Meanwhile, PINAC reader Christopher Jahn is trying to round up other readers for his class action suit.

Pixiq has an idiot for an attorney. Reader comments on a blog are copyright protected and federal and international copyright law, which has the precedence here, dictates that attribution MUST be attached; she’s an idiot to claim otherwise. And I will sue the pants off of Pixiq if my comments are transferred without proper attribution according to federal and international copyright law. And PLEASE make sure she reads my comments here.

And if anyone else wants to protect their copyright in this matter, please contact me so I can start assembling a class action suit against Pixiq and Barnes & Noble. And if it gets that far, I will contact Barnes & Noble to suggest they file a malpractice complaint against this attorney, whoever she is.

The contract officially ends September 16, which means by the 17th, Photography is Not a Crime will no longer be hosted on Pixiq.

I’m hoping to have the new site up by September 20, which is when the company working on the new redesign is hoping to have it done.

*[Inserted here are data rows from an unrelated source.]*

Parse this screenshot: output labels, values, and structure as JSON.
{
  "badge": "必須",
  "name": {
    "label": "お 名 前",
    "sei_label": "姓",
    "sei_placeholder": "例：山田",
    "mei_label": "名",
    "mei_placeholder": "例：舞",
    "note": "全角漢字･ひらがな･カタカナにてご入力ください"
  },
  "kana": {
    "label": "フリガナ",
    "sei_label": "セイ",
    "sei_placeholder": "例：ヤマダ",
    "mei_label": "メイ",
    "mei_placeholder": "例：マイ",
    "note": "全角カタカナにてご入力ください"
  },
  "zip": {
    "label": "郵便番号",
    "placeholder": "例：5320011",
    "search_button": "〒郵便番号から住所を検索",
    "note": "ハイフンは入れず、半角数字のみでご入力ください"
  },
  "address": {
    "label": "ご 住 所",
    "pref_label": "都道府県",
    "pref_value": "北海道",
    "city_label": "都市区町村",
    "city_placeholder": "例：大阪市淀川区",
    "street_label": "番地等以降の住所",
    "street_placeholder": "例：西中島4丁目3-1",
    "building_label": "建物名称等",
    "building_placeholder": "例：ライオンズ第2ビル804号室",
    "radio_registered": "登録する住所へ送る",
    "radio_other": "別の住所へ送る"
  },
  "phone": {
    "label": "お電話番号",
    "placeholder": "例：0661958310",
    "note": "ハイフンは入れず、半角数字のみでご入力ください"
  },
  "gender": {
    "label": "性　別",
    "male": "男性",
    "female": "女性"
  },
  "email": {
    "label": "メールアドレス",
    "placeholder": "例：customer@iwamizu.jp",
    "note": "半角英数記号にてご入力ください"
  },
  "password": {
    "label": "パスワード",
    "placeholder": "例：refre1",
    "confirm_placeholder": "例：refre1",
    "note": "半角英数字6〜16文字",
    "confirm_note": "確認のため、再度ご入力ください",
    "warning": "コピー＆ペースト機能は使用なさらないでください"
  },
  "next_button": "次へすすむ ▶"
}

As always, the site can always be accessed through http://carlosmiller.com or http://photographyisnotacrime.com.

My trial for my latest arrest is scheduled for September 19.


 

Please send stories, tips and videos to carlosmiller@magiccitymedia.com.

CARLOS MILLER’S LEGAL DEFENSE FUND

I am immersed in a legal case where I not only want to clear my criminal charges stemming from my arrest in January, but I want to sue the Miami-Dade Police Department for deleting my footage, which I was able to recover.

My goal is to set some type of precedent to ensure this does not happen as often as it does today where cops simply get away with it.

So if you would like to contribute, please click on the “donate” button below and contribute whatever you can afford.

Facebook PINAC Page

You can keep up with my stories by friending me on Facebook or following me on Twitter and/or Google + or by liking the PINAC Facebook page.

cloudfront image

Hair Transplant 

Also, in an unrelated PINAC matter, I recently went through a hair transplant operation and I’m documenting my recovery on this blog if you are interested. I did not pay for this transplant, which is why I’m promoting the doctor through the hair transplant blog.

More in PINAC News